There are however more clever ways to do this using the counta function to create a dynamic range which is explained in the youtube tutorial on this page.

## What if you have more than one criteria?

When you need to query on more than one criteria this is where sumifs (i.e. sumif with an "s" at the end) steps in and takes over.

Sumifs accepts a minimum of three arguments when you have one set of criteria, don’t get caught out here because the order of the arguments change for sumifs compared to sumif.

Instead of starting off with the criteria range, the first argument is now the range to be summed (i.e. the "Volume") column, followed by two arguments the criteria range and the criteria.

You can continue to add extra arguments in pairs – criteria range and criteria, this example is using sumifs to find the total volume traded on the NYSE for security "abev" on wednesdays.

The great thing about sumif, sumifs and the dsum functions are that you can easily verify the results of the function by performing an autofilter on the data and summing up your value column using the subtotal column.

In the above instance the sumif function is filtered on "abev", "nyse" and "Wednesday" and gives the value 87,509,400 in Cell B7.

This result of 87,509,400 can be verified with the autofilter by selecting the same criteria in the autofilter as used by the SumIfs function, the subtotal function in cell D1 of the data sheet above confirms the results of the SumIfs function.

This can be useful if you need to "sample test" some of your numbers.
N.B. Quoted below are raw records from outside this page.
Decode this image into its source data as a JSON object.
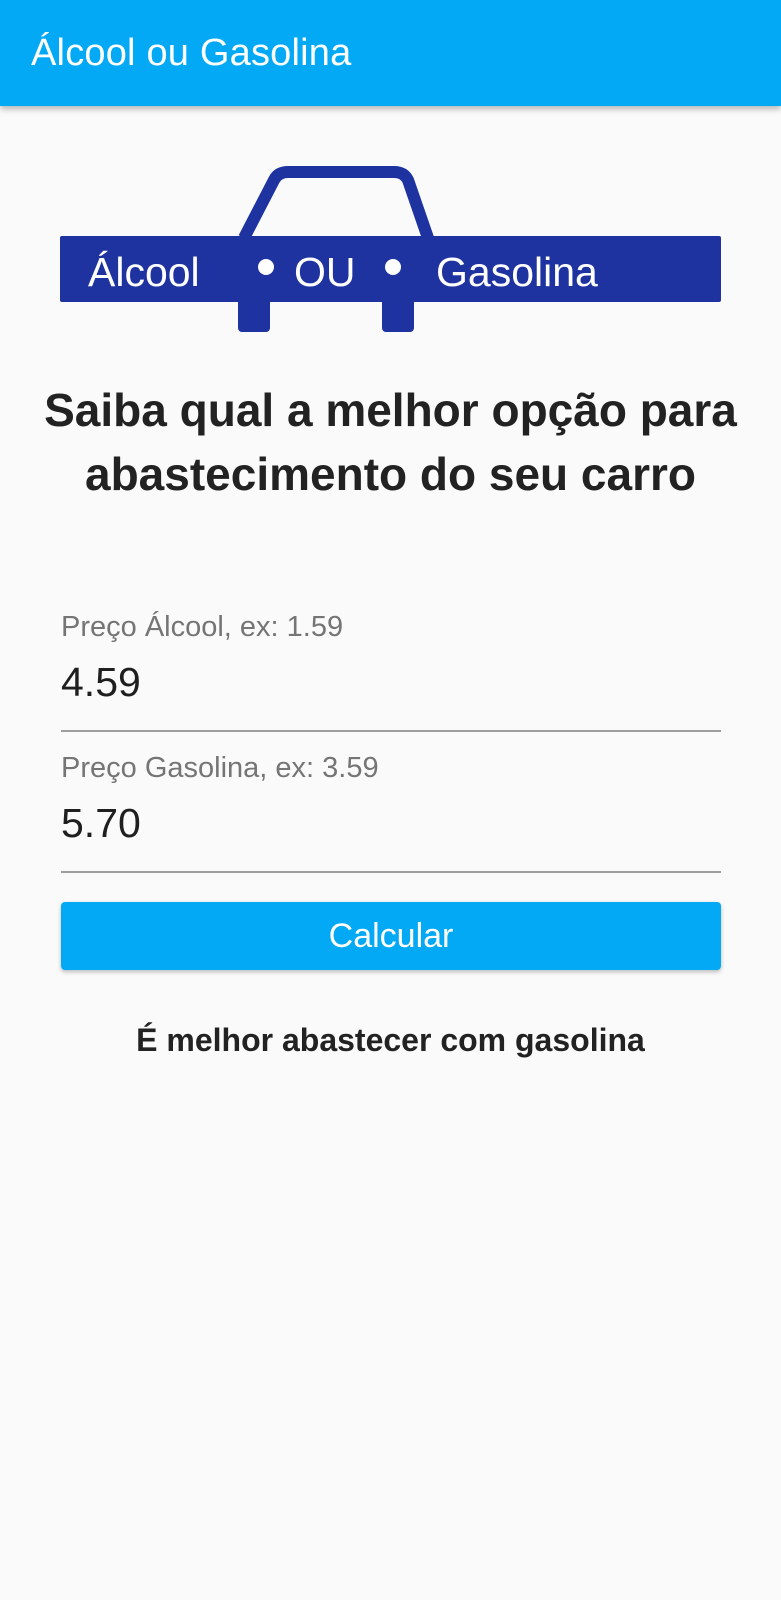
{
  "appbar": {
    "title": "Álcool ou Gasolina"
  },
  "logo": {
    "text_left": "Álcool",
    "text_middle": "OU",
    "text_right": "Gasolina",
    "color": "#1e33a0"
  },
  "headline": "Saiba qual a melhor opção para abastecimento do seu carro",
  "form": {
    "alcool": {
      "label": "Preço Álcool, ex: 1.59",
      "value": "4.59"
    },
    "gasolina": {
      "label": "Preço Gasolina, ex: 3.59",
      "value": "5.70"
    },
    "calculate_label": "Calcular"
  },
  "result": "É melhor abastecer com gasolina",
  "colors": {
    "primary": "#03a9f4",
    "background": "#fafafa",
    "text": "#222222",
    "hint": "#757575"
  }
}
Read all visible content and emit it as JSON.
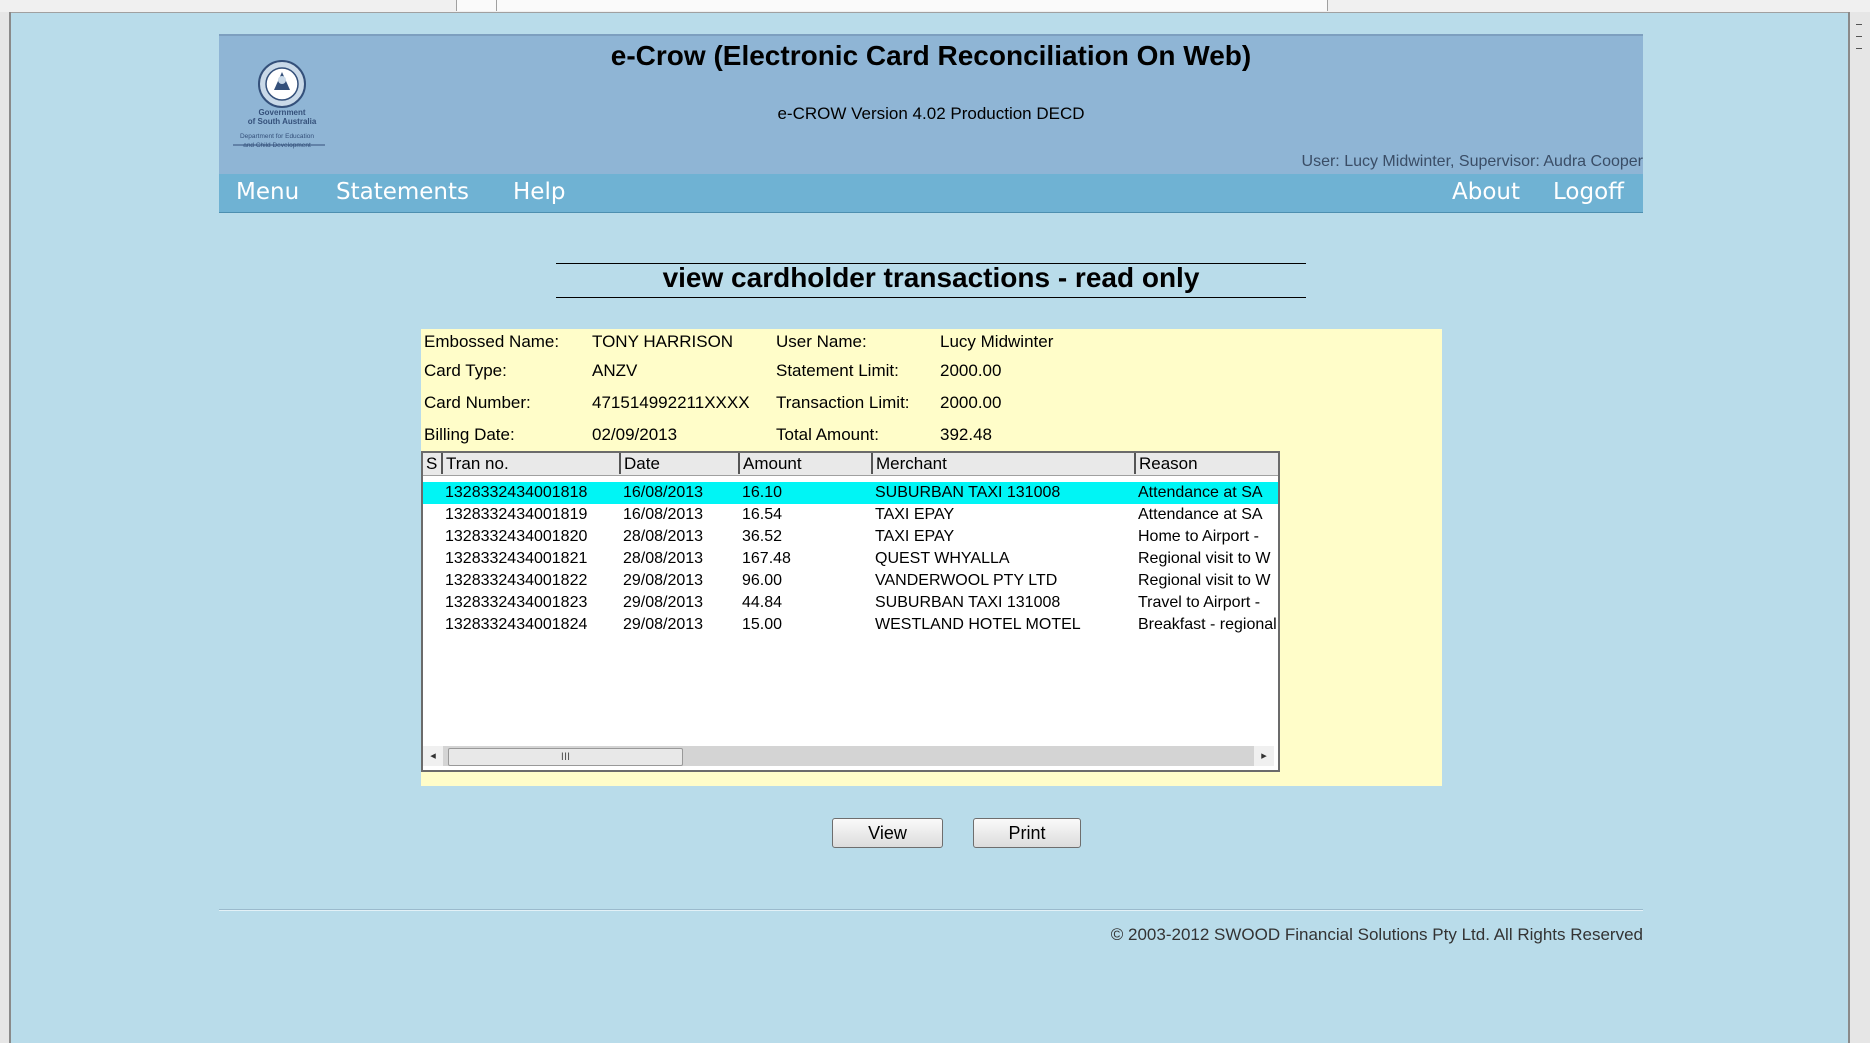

The attached youtube tutorial which lasts about 15 minutes goes into all of the above and more in detail.